» Stored data:

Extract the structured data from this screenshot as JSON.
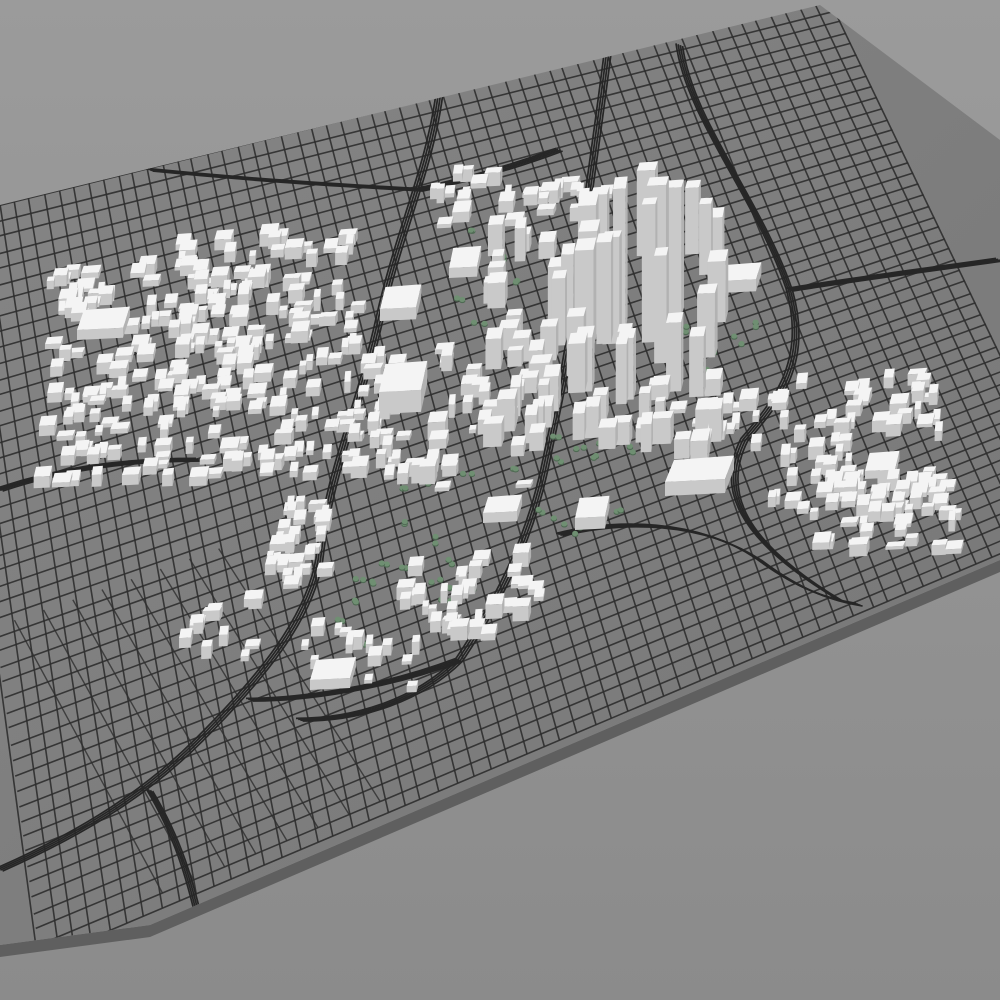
{
  "scene": {
    "subject": "3d-city-model-render",
    "colors": {
      "backdrop_top": "#9a9a9a",
      "backdrop_bottom": "#8c8c8c",
      "board_top": "#7f7f7f",
      "board_edge": "#6e6e6e",
      "board_side": "#5e5e5e",
      "street": "#2e2e2e",
      "highway": "#262626",
      "building_top": "#f4f4f4",
      "building_side": "#c9c9c9",
      "building_shade": "#b2b2b2",
      "tree": "#6f8f72",
      "tree_dark": "#4f6a53"
    }
  }
}
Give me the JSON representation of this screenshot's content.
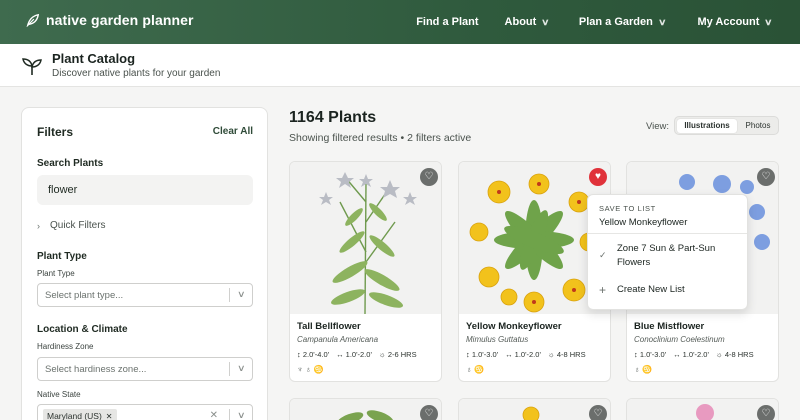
{
  "brand": {
    "name": "native garden planner"
  },
  "nav": {
    "items": [
      {
        "label": "Find a Plant",
        "dropdown": false
      },
      {
        "label": "About",
        "dropdown": true
      },
      {
        "label": "Plan a Garden",
        "dropdown": true
      },
      {
        "label": "My Account",
        "dropdown": true
      }
    ]
  },
  "page": {
    "title": "Plant Catalog",
    "subtitle": "Discover native plants for your garden"
  },
  "filters": {
    "title": "Filters",
    "clear_label": "Clear All",
    "search_label": "Search Plants",
    "search_value": "flower",
    "quick_filters_label": "Quick Filters",
    "plant_type_heading": "Plant Type",
    "plant_type_label": "Plant Type",
    "plant_type_placeholder": "Select plant type...",
    "location_heading": "Location & Climate",
    "hardiness_label": "Hardiness Zone",
    "hardiness_placeholder": "Select hardiness zone...",
    "native_state_label": "Native State",
    "native_state_chip": "Maryland (US)"
  },
  "results": {
    "count_label": "1164 Plants",
    "summary": "Showing filtered results • 2 filters active",
    "view_label": "View:",
    "view_options": [
      "Illustrations",
      "Photos"
    ],
    "view_selected": "Illustrations"
  },
  "plants": [
    {
      "name": "Tall Bellflower",
      "latin": "Campanula Americana",
      "height": "2.0'-4.0'",
      "spread": "1.0'-2.0'",
      "sun": "2-6 HRS",
      "saved": false,
      "tags": "♆ ♁ ♋"
    },
    {
      "name": "Yellow Monkeyflower",
      "latin": "Mimulus Guttatus",
      "height": "1.0'-3.0'",
      "spread": "1.0'-2.0'",
      "sun": "4-8 HRS",
      "saved": true,
      "tags": "♁ ♋"
    },
    {
      "name": "Blue Mistflower",
      "latin": "Conoclinium Coelestinum",
      "height": "1.0'-3.0'",
      "spread": "1.0'-2.0'",
      "sun": "4-8 HRS",
      "saved": false,
      "tags": "♁ ♋"
    }
  ],
  "save_popup": {
    "heading": "SAVE TO LIST",
    "plant_name": "Yellow Monkeyflower",
    "list_item": "Zone 7 Sun & Part-Sun Flowers",
    "create_label": "Create New List"
  },
  "colors": {
    "nav_bg": "#2f5a3d",
    "heart_active": "#e0323a",
    "heart_inactive": "#6b6e6c"
  }
}
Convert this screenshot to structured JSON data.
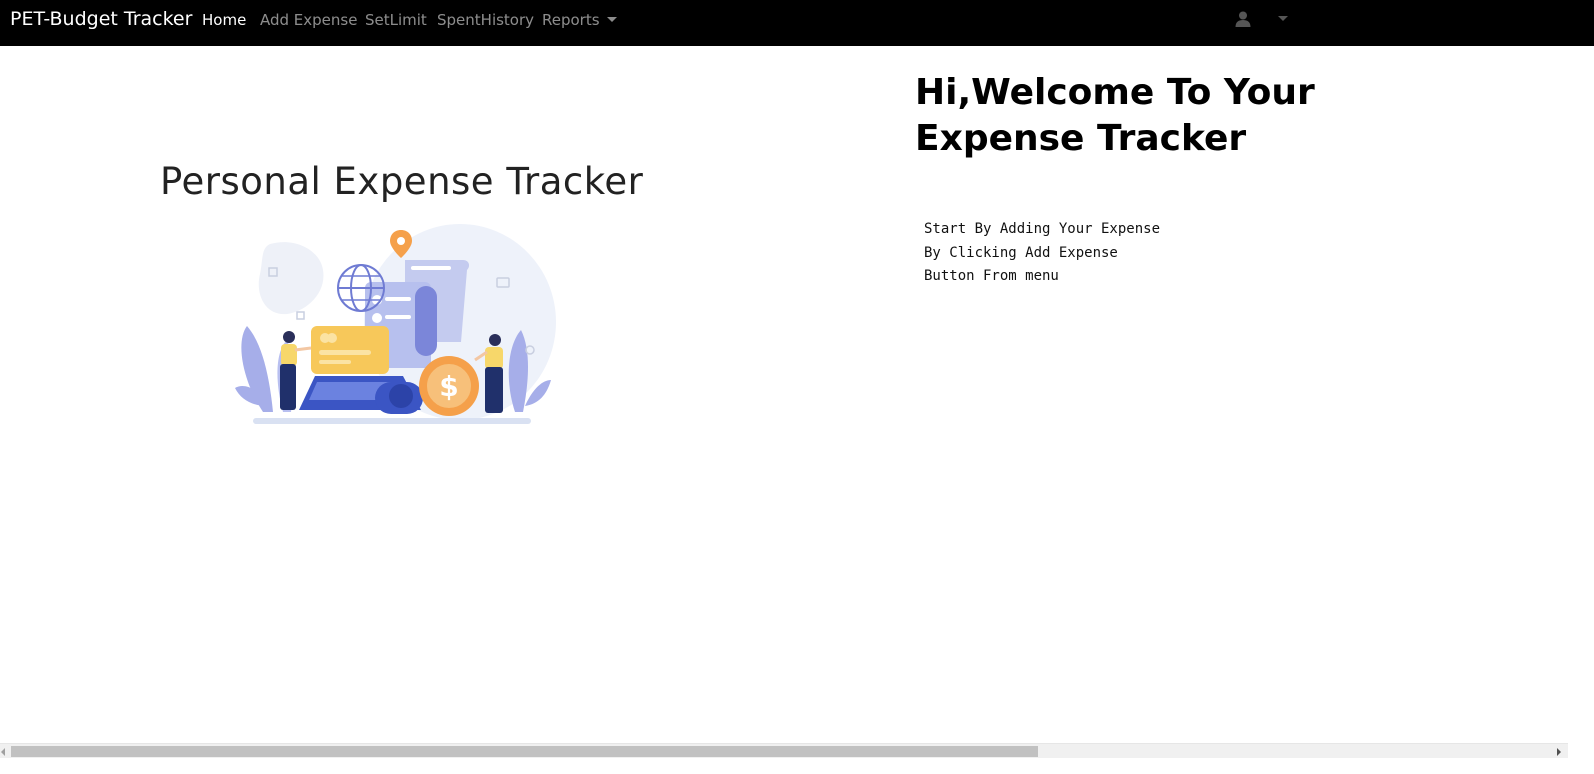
{
  "navbar": {
    "brand": "PET-Budget Tracker",
    "items": [
      {
        "label": "Home",
        "active": true
      },
      {
        "label": "Add Expense",
        "active": false
      },
      {
        "label": "SetLimit",
        "active": false
      },
      {
        "label": "SpentHistory",
        "active": false
      },
      {
        "label": "Reports",
        "active": false,
        "dropdown": true
      }
    ],
    "user_icon": "user-icon",
    "user_menu_icon": "caret-down-icon"
  },
  "main": {
    "left_title": "Personal Expense Tracker",
    "illustration_icon": "finance-payment-illustration",
    "welcome_heading": "Hi,Welcome To Your Expense Tracker",
    "instructions": "Start By Adding Your Expense\nBy Clicking Add Expense\nButton From menu"
  },
  "colors": {
    "navbar_bg": "#000000",
    "nav_active": "#ffffff",
    "nav_inactive": "#8c8c8c",
    "illustration_blue": "#7b86d9",
    "illustration_yellow": "#f7c85a",
    "illustration_orange": "#f5a04a"
  }
}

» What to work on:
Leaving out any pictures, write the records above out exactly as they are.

» Result of this exercise:
Extract the structured data from this screenshot as JSON.
{
  "scene": {
    "subject": "3d-city-model-render",
    "colors": {
      "backdrop_top": "#9a9a9a",
      "backdrop_bottom": "#8c8c8c",
      "board_top": "#7f7f7f",
      "board_edge": "#6e6e6e",
      "board_side": "#5e5e5e",
      "street": "#2e2e2e",
      "highway": "#262626",
      "building_top": "#f4f4f4",
      "building_side": "#c9c9c9",
      "building_shade": "#b2b2b2",
      "tree": "#6f8f72",
      "tree_dark": "#4f6a53"
    }
  }
}
Give me the JSON representation of this screenshot's content.
{
  "brand": {
    "name": "native garden planner"
  },
  "nav": {
    "items": [
      {
        "label": "Find a Plant",
        "dropdown": false
      },
      {
        "label": "About",
        "dropdown": true
      },
      {
        "label": "Plan a Garden",
        "dropdown": true
      },
      {
        "label": "My Account",
        "dropdown": true
      }
    ]
  },
  "page": {
    "title": "Plant Catalog",
    "subtitle": "Discover native plants for your garden"
  },
  "filters": {
    "title": "Filters",
    "clear_label": "Clear All",
    "search_label": "Search Plants",
    "search_value": "flower",
    "quick_filters_label": "Quick Filters",
    "plant_type_heading": "Plant Type",
    "plant_type_label": "Plant Type",
    "plant_type_placeholder": "Select plant type...",
    "location_heading": "Location & Climate",
    "hardiness_label": "Hardiness Zone",
    "hardiness_placeholder": "Select hardiness zone...",
    "native_state_label": "Native State",
    "native_state_chip": "Maryland (US)"
  },
  "results": {
    "count_label": "1164 Plants",
    "summary": "Showing filtered results • 2 filters active",
    "view_label": "View:",
    "view_options": [
      "Illustrations",
      "Photos"
    ],
    "view_selected": "Illustrations"
  },
  "plants": [
    {
      "name": "Tall Bellflower",
      "latin": "Campanula Americana",
      "height": "2.0'-4.0'",
      "spread": "1.0'-2.0'",
      "sun": "2-6 HRS",
      "saved": false,
      "tags": "♆ ♁ ♋"
    },
    {
      "name": "Yellow Monkeyflower",
      "latin": "Mimulus Guttatus",
      "height": "1.0'-3.0'",
      "spread": "1.0'-2.0'",
      "sun": "4-8 HRS",
      "saved": true,
      "tags": "♁ ♋"
    },
    {
      "name": "Blue Mistflower",
      "latin": "Conoclinium Coelestinum",
      "height": "1.0'-3.0'",
      "spread": "1.0'-2.0'",
      "sun": "4-8 HRS",
      "saved": false,
      "tags": "♁ ♋"
    }
  ],
  "save_popup": {
    "heading": "SAVE TO LIST",
    "plant_name": "Yellow Monkeyflower",
    "list_item": "Zone 7 Sun & Part-Sun Flowers",
    "create_label": "Create New List"
  },
  "colors": {
    "nav_bg": "#2f5a3d",
    "heart_active": "#e0323a",
    "heart_inactive": "#6b6e6c"
  }
}
Convert this screenshot to structured JSON data.
{
  "navbar": {
    "brand": "PET-Budget Tracker",
    "items": [
      {
        "label": "Home",
        "active": true
      },
      {
        "label": "Add Expense",
        "active": false
      },
      {
        "label": "SetLimit",
        "active": false
      },
      {
        "label": "SpentHistory",
        "active": false
      },
      {
        "label": "Reports",
        "active": false,
        "dropdown": true
      }
    ],
    "user_icon": "user-icon",
    "user_menu_icon": "caret-down-icon"
  },
  "main": {
    "left_title": "Personal Expense Tracker",
    "illustration_icon": "finance-payment-illustration",
    "welcome_heading": "Hi,Welcome To Your Expense Tracker",
    "instructions": "Start By Adding Your Expense\nBy Clicking Add Expense\nButton From menu"
  },
  "colors": {
    "navbar_bg": "#000000",
    "nav_active": "#ffffff",
    "nav_inactive": "#8c8c8c",
    "illustration_blue": "#7b86d9",
    "illustration_yellow": "#f7c85a",
    "illustration_orange": "#f5a04a"
  }
}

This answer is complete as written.